»»

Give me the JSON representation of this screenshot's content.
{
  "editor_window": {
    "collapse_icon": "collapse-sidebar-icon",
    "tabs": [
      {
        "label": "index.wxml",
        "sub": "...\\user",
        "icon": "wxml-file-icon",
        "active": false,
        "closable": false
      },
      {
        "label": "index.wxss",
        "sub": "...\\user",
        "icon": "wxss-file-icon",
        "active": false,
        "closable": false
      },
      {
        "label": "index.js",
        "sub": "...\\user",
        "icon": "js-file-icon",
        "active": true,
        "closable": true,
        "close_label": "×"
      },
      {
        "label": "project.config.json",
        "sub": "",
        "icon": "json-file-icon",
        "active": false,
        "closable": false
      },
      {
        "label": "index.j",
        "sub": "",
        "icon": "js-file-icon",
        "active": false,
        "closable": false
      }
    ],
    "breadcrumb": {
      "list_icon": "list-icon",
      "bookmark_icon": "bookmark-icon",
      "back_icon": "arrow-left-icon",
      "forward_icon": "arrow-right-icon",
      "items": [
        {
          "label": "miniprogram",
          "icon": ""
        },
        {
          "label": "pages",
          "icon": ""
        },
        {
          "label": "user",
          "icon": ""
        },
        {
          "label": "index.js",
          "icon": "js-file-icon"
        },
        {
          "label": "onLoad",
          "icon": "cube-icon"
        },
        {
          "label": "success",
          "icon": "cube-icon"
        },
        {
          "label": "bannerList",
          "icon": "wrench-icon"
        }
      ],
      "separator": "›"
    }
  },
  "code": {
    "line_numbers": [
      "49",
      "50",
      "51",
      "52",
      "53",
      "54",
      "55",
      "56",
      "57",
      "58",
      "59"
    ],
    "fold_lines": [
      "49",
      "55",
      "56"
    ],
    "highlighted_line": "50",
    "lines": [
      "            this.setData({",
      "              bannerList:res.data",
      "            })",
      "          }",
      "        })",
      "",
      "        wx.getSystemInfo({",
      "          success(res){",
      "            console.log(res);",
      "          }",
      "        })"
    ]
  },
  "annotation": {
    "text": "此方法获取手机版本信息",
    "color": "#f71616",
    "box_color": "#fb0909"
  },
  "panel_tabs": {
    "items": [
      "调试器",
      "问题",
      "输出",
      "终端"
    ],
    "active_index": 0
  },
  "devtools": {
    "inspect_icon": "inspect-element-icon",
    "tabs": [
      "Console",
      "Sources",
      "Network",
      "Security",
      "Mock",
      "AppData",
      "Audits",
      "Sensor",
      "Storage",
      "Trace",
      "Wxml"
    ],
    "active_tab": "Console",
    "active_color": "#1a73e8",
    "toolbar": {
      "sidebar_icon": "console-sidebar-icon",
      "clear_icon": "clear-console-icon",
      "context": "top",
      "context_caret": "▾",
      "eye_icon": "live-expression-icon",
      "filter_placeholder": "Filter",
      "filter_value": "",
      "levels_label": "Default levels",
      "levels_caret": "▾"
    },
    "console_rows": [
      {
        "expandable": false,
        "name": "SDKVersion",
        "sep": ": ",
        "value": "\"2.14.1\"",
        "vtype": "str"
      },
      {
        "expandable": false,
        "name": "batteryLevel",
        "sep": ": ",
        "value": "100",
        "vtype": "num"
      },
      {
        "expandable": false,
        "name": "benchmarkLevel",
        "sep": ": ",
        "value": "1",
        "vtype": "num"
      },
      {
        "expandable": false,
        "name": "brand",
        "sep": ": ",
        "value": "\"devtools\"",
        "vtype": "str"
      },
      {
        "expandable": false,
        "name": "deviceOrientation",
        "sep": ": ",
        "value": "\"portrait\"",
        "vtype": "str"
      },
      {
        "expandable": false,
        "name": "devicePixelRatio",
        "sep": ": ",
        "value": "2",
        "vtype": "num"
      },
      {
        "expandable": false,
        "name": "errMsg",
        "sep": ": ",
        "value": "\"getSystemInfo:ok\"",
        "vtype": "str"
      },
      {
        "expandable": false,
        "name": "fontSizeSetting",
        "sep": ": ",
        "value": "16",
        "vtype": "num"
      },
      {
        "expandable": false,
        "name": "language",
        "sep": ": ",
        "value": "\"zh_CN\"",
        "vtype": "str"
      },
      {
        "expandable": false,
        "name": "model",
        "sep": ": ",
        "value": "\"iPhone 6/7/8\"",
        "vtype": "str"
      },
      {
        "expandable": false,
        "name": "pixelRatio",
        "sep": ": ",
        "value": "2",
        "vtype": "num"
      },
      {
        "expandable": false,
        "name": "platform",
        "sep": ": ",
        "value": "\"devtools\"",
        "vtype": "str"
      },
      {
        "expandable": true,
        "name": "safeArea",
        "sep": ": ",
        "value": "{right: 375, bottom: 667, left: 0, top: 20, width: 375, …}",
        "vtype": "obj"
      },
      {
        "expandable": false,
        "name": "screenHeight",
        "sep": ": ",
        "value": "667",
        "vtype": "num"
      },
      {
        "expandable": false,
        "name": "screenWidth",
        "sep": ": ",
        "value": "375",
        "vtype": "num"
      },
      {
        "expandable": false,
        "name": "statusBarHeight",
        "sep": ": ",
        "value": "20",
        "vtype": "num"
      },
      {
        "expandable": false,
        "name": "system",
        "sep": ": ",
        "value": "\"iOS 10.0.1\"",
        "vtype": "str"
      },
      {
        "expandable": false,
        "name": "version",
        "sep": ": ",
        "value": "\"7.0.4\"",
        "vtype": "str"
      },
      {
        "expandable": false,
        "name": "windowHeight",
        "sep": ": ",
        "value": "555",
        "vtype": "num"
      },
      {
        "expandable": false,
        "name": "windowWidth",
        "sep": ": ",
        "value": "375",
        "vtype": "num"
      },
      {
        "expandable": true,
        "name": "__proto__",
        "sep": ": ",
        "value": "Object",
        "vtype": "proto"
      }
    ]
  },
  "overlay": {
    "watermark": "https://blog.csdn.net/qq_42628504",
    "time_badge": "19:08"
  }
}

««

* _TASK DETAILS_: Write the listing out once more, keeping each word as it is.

* _OUTPUT FOR THIS TASK_:
Give me the JSON representation of this screenshot's content.
{
  "editor_window": {
    "collapse_icon": "collapse-sidebar-icon",
    "tabs": [
      {
        "label": "index.wxml",
        "sub": "...\\user",
        "icon": "wxml-file-icon",
        "active": false,
        "closable": false
      },
      {
        "label": "index.wxss",
        "sub": "...\\user",
        "icon": "wxss-file-icon",
        "active": false,
        "closable": false
      },
      {
        "label": "index.js",
        "sub": "...\\user",
        "icon": "js-file-icon",
        "active": true,
        "closable": true,
        "close_label": "×"
      },
      {
        "label": "project.config.json",
        "sub": "",
        "icon": "json-file-icon",
        "active": false,
        "closable": false
      },
      {
        "label": "index.j",
        "sub": "",
        "icon": "js-file-icon",
        "active": false,
        "closable": false
      }
    ],
    "breadcrumb": {
      "list_icon": "list-icon",
      "bookmark_icon": "bookmark-icon",
      "back_icon": "arrow-left-icon",
      "forward_icon": "arrow-right-icon",
      "items": [
        {
          "label": "miniprogram",
          "icon": ""
        },
        {
          "label": "pages",
          "icon": ""
        },
        {
          "label": "user",
          "icon": ""
        },
        {
          "label": "index.js",
          "icon": "js-file-icon"
        },
        {
          "label": "onLoad",
          "icon": "cube-icon"
        },
        {
          "label": "success",
          "icon": "cube-icon"
        },
        {
          "label": "bannerList",
          "icon": "wrench-icon"
        }
      ],
      "separator": "›"
    }
  },
  "code": {
    "line_numbers": [
      "49",
      "50",
      "51",
      "52",
      "53",
      "54",
      "55",
      "56",
      "57",
      "58",
      "59"
    ],
    "fold_lines": [
      "49",
      "55",
      "56"
    ],
    "highlighted_line": "50",
    "lines": [
      "            this.setData({",
      "              bannerList:res.data",
      "            })",
      "          }",
      "        })",
      "",
      "        wx.getSystemInfo({",
      "          success(res){",
      "            console.log(res);",
      "          }",
      "        })"
    ]
  },
  "annotation": {
    "text": "此方法获取手机版本信息",
    "color": "#f71616",
    "box_color": "#fb0909"
  },
  "panel_tabs": {
    "items": [
      "调试器",
      "问题",
      "输出",
      "终端"
    ],
    "active_index": 0
  },
  "devtools": {
    "inspect_icon": "inspect-element-icon",
    "tabs": [
      "Console",
      "Sources",
      "Network",
      "Security",
      "Mock",
      "AppData",
      "Audits",
      "Sensor",
      "Storage",
      "Trace",
      "Wxml"
    ],
    "active_tab": "Console",
    "active_color": "#1a73e8",
    "toolbar": {
      "sidebar_icon": "console-sidebar-icon",
      "clear_icon": "clear-console-icon",
      "context": "top",
      "context_caret": "▾",
      "eye_icon": "live-expression-icon",
      "filter_placeholder": "Filter",
      "filter_value": "",
      "levels_label": "Default levels",
      "levels_caret": "▾"
    },
    "console_rows": [
      {
        "expandable": false,
        "name": "SDKVersion",
        "sep": ": ",
        "value": "\"2.14.1\"",
        "vtype": "str"
      },
      {
        "expandable": false,
        "name": "batteryLevel",
        "sep": ": ",
        "value": "100",
        "vtype": "num"
      },
      {
        "expandable": false,
        "name": "benchmarkLevel",
        "sep": ": ",
        "value": "1",
        "vtype": "num"
      },
      {
        "expandable": false,
        "name": "brand",
        "sep": ": ",
        "value": "\"devtools\"",
        "vtype": "str"
      },
      {
        "expandable": false,
        "name": "deviceOrientation",
        "sep": ": ",
        "value": "\"portrait\"",
        "vtype": "str"
      },
      {
        "expandable": false,
        "name": "devicePixelRatio",
        "sep": ": ",
        "value": "2",
        "vtype": "num"
      },
      {
        "expandable": false,
        "name": "errMsg",
        "sep": ": ",
        "value": "\"getSystemInfo:ok\"",
        "vtype": "str"
      },
      {
        "expandable": false,
        "name": "fontSizeSetting",
        "sep": ": ",
        "value": "16",
        "vtype": "num"
      },
      {
        "expandable": false,
        "name": "language",
        "sep": ": ",
        "value": "\"zh_CN\"",
        "vtype": "str"
      },
      {
        "expandable": false,
        "name": "model",
        "sep": ": ",
        "value": "\"iPhone 6/7/8\"",
        "vtype": "str"
      },
      {
        "expandable": false,
        "name": "pixelRatio",
        "sep": ": ",
        "value": "2",
        "vtype": "num"
      },
      {
        "expandable": false,
        "name": "platform",
        "sep": ": ",
        "value": "\"devtools\"",
        "vtype": "str"
      },
      {
        "expandable": true,
        "name": "safeArea",
        "sep": ": ",
        "value": "{right: 375, bottom: 667, left: 0, top: 20, width: 375, …}",
        "vtype": "obj"
      },
      {
        "expandable": false,
        "name": "screenHeight",
        "sep": ": ",
        "value": "667",
        "vtype": "num"
      },
      {
        "expandable": false,
        "name": "screenWidth",
        "sep": ": ",
        "value": "375",
        "vtype": "num"
      },
      {
        "expandable": false,
        "name": "statusBarHeight",
        "sep": ": ",
        "value": "20",
        "vtype": "num"
      },
      {
        "expandable": false,
        "name": "system",
        "sep": ": ",
        "value": "\"iOS 10.0.1\"",
        "vtype": "str"
      },
      {
        "expandable": false,
        "name": "version",
        "sep": ": ",
        "value": "\"7.0.4\"",
        "vtype": "str"
      },
      {
        "expandable": false,
        "name": "windowHeight",
        "sep": ": ",
        "value": "555",
        "vtype": "num"
      },
      {
        "expandable": false,
        "name": "windowWidth",
        "sep": ": ",
        "value": "375",
        "vtype": "num"
      },
      {
        "expandable": true,
        "name": "__proto__",
        "sep": ": ",
        "value": "Object",
        "vtype": "proto"
      }
    ]
  },
  "overlay": {
    "watermark": "https://blog.csdn.net/qq_42628504",
    "time_badge": "19:08"
  }
}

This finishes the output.